▶ WHAT YOU SHOULD DO: Report the number of lines of the listing below containing the string "screenshot", with nothing added.

▶ DATA TO USE:
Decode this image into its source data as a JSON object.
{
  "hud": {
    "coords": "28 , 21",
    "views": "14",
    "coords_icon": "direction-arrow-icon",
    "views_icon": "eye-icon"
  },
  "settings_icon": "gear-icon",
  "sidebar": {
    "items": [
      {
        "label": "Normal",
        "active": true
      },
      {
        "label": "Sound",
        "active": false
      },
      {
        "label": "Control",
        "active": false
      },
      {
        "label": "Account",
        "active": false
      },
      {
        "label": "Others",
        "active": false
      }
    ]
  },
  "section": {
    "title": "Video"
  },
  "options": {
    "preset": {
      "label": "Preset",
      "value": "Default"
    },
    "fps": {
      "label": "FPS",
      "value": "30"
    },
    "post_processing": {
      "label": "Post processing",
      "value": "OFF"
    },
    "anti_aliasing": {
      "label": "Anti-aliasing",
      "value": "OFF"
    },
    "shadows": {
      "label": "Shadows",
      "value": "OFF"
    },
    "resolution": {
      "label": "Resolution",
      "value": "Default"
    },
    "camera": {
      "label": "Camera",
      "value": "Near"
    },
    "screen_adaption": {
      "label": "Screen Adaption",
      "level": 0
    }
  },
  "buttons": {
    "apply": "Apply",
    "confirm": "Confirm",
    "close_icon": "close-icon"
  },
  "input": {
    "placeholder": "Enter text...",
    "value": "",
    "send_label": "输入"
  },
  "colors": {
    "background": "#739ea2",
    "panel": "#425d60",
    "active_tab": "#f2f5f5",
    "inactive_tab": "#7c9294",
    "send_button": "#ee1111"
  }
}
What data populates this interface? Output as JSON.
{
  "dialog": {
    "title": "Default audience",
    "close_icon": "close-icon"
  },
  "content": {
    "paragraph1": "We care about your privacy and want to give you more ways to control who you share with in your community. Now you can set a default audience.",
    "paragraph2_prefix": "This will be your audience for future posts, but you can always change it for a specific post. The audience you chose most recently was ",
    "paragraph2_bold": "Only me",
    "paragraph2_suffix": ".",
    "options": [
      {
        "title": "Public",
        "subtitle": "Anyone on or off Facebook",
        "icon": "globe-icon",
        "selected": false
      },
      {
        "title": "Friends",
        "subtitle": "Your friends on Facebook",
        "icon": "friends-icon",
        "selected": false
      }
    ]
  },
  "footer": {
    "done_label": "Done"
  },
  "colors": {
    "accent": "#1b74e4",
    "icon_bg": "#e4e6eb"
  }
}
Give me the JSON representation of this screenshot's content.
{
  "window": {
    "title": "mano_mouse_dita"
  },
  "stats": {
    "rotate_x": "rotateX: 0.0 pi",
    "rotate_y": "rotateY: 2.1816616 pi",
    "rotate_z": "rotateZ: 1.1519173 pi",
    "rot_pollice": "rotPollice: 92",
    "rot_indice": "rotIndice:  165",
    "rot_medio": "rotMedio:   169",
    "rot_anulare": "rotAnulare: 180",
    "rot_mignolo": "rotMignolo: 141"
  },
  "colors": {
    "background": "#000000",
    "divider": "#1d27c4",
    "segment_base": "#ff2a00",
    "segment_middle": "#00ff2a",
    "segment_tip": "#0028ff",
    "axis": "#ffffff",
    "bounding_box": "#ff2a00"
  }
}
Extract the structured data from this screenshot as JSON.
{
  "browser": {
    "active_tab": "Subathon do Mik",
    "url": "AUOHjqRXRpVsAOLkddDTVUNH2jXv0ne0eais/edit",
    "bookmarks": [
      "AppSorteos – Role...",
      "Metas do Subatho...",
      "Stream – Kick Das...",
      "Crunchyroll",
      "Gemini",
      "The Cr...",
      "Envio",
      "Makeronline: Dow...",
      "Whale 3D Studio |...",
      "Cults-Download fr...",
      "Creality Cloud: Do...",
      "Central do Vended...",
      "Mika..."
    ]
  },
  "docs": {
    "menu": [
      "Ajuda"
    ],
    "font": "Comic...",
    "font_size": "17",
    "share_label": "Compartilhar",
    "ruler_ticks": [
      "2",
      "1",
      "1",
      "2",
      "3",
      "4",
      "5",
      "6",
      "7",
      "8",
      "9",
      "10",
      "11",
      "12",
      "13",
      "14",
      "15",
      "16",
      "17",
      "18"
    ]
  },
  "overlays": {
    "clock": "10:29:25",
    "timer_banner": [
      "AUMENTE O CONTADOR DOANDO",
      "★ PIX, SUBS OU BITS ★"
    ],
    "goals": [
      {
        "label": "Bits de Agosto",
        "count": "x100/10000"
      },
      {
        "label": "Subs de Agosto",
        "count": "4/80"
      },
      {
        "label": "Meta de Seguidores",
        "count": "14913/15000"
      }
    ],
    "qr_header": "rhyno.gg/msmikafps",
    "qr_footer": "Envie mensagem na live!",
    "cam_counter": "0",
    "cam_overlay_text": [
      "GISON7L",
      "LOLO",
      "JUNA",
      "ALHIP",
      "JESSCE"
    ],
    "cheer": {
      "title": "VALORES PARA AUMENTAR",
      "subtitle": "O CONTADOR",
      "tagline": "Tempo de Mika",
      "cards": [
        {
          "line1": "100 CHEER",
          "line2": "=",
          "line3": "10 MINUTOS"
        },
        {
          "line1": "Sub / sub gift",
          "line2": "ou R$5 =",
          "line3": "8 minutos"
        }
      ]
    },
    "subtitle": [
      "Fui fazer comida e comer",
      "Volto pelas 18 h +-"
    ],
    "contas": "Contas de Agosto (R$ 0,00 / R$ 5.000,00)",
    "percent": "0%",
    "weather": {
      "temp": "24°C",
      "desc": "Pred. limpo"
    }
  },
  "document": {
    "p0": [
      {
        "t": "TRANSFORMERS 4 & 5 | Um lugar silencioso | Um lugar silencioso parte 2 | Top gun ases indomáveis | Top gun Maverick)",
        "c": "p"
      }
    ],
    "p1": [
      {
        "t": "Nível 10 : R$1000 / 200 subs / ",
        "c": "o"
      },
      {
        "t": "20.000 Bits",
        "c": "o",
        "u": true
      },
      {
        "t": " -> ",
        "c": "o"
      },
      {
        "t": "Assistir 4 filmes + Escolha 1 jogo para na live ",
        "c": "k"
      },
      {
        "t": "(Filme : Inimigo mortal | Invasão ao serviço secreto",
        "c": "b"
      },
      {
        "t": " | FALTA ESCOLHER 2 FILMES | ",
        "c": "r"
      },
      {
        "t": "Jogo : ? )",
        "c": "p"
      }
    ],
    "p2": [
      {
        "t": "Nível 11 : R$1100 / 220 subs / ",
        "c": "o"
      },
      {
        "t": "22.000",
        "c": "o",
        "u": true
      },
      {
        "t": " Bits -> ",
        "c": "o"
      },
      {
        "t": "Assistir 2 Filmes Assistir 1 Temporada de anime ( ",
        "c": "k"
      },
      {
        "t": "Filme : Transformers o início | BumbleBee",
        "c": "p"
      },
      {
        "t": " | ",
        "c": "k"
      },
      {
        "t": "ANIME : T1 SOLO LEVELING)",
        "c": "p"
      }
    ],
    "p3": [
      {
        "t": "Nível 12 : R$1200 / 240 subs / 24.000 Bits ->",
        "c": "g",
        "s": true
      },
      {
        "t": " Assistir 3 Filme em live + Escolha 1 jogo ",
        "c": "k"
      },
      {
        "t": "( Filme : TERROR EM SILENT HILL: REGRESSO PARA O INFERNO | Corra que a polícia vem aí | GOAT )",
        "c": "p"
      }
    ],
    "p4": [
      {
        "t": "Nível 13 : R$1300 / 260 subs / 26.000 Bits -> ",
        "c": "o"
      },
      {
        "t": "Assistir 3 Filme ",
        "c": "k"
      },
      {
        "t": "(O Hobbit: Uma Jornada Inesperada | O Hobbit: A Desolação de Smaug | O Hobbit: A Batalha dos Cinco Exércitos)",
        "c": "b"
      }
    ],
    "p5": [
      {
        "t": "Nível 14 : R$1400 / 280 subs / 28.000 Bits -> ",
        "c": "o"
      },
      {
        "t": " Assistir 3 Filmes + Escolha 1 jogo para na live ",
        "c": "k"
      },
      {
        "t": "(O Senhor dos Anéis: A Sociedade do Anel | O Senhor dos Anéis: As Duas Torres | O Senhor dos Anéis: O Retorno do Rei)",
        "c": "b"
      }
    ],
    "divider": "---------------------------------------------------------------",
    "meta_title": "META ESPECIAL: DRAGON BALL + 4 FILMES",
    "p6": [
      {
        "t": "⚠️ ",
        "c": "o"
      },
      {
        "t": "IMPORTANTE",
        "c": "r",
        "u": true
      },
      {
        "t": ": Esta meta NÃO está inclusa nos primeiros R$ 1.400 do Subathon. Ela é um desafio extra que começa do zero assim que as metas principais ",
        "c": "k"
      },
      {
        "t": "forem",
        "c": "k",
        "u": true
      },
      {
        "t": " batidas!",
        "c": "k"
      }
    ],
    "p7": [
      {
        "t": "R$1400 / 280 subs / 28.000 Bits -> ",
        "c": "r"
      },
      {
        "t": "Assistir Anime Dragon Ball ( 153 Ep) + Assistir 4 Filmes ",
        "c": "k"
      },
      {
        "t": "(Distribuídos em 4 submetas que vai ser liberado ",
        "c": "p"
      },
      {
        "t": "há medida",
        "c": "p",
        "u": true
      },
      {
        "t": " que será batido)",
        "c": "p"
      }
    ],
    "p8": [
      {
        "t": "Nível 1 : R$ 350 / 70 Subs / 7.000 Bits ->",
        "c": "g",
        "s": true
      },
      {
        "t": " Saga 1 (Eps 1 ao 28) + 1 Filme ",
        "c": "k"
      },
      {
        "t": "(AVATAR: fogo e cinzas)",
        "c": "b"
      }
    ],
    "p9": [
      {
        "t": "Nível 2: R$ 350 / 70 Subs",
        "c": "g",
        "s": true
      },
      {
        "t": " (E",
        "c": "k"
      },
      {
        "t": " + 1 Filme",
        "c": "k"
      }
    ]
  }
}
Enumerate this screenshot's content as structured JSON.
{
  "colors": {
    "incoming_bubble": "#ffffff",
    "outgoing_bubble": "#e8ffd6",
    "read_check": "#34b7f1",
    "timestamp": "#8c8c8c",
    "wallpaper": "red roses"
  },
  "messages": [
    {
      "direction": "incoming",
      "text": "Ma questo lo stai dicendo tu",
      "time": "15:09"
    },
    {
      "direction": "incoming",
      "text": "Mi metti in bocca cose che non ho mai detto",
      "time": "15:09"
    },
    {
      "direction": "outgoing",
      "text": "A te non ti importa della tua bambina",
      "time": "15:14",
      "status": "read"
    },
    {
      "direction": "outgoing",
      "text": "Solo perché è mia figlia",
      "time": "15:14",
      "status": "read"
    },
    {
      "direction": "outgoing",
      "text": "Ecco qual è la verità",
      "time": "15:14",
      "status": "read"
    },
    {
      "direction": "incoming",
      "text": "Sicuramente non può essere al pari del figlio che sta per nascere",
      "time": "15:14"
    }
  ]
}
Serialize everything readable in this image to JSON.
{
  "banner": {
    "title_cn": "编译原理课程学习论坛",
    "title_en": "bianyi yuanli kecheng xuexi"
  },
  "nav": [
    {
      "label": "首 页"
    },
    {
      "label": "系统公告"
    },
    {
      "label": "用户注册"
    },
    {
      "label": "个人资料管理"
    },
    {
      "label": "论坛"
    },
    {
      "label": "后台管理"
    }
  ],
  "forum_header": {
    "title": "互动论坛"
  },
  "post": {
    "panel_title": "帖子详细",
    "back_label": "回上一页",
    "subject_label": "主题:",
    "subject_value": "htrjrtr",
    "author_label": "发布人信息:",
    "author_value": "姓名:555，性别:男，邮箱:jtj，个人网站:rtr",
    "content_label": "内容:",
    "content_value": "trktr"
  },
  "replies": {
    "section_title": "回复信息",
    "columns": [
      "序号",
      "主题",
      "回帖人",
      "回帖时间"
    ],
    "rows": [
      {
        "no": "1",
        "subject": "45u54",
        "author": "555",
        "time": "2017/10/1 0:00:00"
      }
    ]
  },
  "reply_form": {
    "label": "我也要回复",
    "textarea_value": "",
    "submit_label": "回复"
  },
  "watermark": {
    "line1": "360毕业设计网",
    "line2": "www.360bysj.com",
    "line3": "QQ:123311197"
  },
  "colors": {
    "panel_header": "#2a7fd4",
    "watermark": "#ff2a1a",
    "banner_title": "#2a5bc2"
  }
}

▶ RESPONSE BELOW: 3